▶ _Try it_
Print out the data below in full, exactly as written.
Listed records Start Marker
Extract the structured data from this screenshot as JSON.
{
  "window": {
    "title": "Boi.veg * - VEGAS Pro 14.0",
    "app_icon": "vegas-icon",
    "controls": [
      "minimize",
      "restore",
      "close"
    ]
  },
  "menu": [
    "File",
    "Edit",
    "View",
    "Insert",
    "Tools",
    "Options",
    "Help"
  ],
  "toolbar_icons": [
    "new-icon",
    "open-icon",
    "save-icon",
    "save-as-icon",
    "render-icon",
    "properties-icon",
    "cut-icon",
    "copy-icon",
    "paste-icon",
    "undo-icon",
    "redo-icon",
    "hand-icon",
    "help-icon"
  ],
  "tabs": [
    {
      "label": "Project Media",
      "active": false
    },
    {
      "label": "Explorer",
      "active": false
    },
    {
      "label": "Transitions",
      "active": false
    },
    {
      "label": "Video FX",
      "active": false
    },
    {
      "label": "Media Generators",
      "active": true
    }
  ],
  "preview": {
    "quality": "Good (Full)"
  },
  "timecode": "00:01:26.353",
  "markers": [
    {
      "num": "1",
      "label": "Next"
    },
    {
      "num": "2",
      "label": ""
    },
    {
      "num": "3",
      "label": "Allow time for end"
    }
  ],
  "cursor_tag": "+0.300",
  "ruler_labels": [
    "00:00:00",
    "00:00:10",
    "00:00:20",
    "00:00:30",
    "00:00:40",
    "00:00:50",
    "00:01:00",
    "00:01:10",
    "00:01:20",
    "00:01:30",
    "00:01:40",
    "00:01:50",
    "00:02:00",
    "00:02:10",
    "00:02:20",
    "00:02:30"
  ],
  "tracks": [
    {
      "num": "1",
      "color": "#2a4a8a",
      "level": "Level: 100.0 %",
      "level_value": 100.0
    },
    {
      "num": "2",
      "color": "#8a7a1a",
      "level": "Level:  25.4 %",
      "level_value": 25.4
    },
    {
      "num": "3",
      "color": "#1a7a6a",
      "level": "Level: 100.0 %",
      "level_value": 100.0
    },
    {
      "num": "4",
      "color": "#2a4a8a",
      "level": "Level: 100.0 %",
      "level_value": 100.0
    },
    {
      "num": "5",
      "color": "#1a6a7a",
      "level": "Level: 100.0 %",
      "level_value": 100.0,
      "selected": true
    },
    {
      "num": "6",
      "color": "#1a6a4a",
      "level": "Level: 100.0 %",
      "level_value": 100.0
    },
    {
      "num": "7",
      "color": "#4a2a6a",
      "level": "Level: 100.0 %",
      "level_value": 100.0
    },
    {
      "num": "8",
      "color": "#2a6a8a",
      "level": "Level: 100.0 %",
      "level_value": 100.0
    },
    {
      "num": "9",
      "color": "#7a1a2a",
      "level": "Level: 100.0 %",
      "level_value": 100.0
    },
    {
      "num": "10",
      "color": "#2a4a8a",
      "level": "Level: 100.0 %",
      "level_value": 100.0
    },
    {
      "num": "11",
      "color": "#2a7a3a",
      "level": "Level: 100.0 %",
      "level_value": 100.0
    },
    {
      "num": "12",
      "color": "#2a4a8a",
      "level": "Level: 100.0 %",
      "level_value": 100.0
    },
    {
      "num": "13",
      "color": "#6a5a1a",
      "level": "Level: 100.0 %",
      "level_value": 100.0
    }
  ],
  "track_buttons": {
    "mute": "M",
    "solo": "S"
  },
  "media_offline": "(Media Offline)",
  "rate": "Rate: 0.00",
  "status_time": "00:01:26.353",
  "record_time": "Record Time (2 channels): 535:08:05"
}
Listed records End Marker
▶ _Exercise answer_
Extract the structured data from this screenshot as JSON.
{
  "window": {
    "title": "Boi.veg * - VEGAS Pro 14.0",
    "app_icon": "vegas-icon",
    "controls": [
      "minimize",
      "restore",
      "close"
    ]
  },
  "menu": [
    "File",
    "Edit",
    "View",
    "Insert",
    "Tools",
    "Options",
    "Help"
  ],
  "toolbar_icons": [
    "new-icon",
    "open-icon",
    "save-icon",
    "save-as-icon",
    "render-icon",
    "properties-icon",
    "cut-icon",
    "copy-icon",
    "paste-icon",
    "undo-icon",
    "redo-icon",
    "hand-icon",
    "help-icon"
  ],
  "tabs": [
    {
      "label": "Project Media",
      "active": false
    },
    {
      "label": "Explorer",
      "active": false
    },
    {
      "label": "Transitions",
      "active": false
    },
    {
      "label": "Video FX",
      "active": false
    },
    {
      "label": "Media Generators",
      "active": true
    }
  ],
  "preview": {
    "quality": "Good (Full)"
  },
  "timecode": "00:01:26.353",
  "markers": [
    {
      "num": "1",
      "label": "Next"
    },
    {
      "num": "2",
      "label": ""
    },
    {
      "num": "3",
      "label": "Allow time for end"
    }
  ],
  "cursor_tag": "+0.300",
  "ruler_labels": [
    "00:00:00",
    "00:00:10",
    "00:00:20",
    "00:00:30",
    "00:00:40",
    "00:00:50",
    "00:01:00",
    "00:01:10",
    "00:01:20",
    "00:01:30",
    "00:01:40",
    "00:01:50",
    "00:02:00",
    "00:02:10",
    "00:02:20",
    "00:02:30"
  ],
  "tracks": [
    {
      "num": "1",
      "color": "#2a4a8a",
      "level": "Level: 100.0 %",
      "level_value": 100.0
    },
    {
      "num": "2",
      "color": "#8a7a1a",
      "level": "Level:  25.4 %",
      "level_value": 25.4
    },
    {
      "num": "3",
      "color": "#1a7a6a",
      "level": "Level: 100.0 %",
      "level_value": 100.0
    },
    {
      "num": "4",
      "color": "#2a4a8a",
      "level": "Level: 100.0 %",
      "level_value": 100.0
    },
    {
      "num": "5",
      "color": "#1a6a7a",
      "level": "Level: 100.0 %",
      "level_value": 100.0,
      "selected": true
    },
    {
      "num": "6",
      "color": "#1a6a4a",
      "level": "Level: 100.0 %",
      "level_value": 100.0
    },
    {
      "num": "7",
      "color": "#4a2a6a",
      "level": "Level: 100.0 %",
      "level_value": 100.0
    },
    {
      "num": "8",
      "color": "#2a6a8a",
      "level": "Level: 100.0 %",
      "level_value": 100.0
    },
    {
      "num": "9",
      "color": "#7a1a2a",
      "level": "Level: 100.0 %",
      "level_value": 100.0
    },
    {
      "num": "10",
      "color": "#2a4a8a",
      "level": "Level: 100.0 %",
      "level_value": 100.0
    },
    {
      "num": "11",
      "color": "#2a7a3a",
      "level": "Level: 100.0 %",
      "level_value": 100.0
    },
    {
      "num": "12",
      "color": "#2a4a8a",
      "level": "Level: 100.0 %",
      "level_value": 100.0
    },
    {
      "num": "13",
      "color": "#6a5a1a",
      "level": "Level: 100.0 %",
      "level_value": 100.0
    }
  ],
  "track_buttons": {
    "mute": "M",
    "solo": "S"
  },
  "media_offline": "(Media Offline)",
  "rate": "Rate: 0.00",
  "status_time": "00:01:26.353",
  "record_time": "Record Time (2 channels): 535:08:05"
}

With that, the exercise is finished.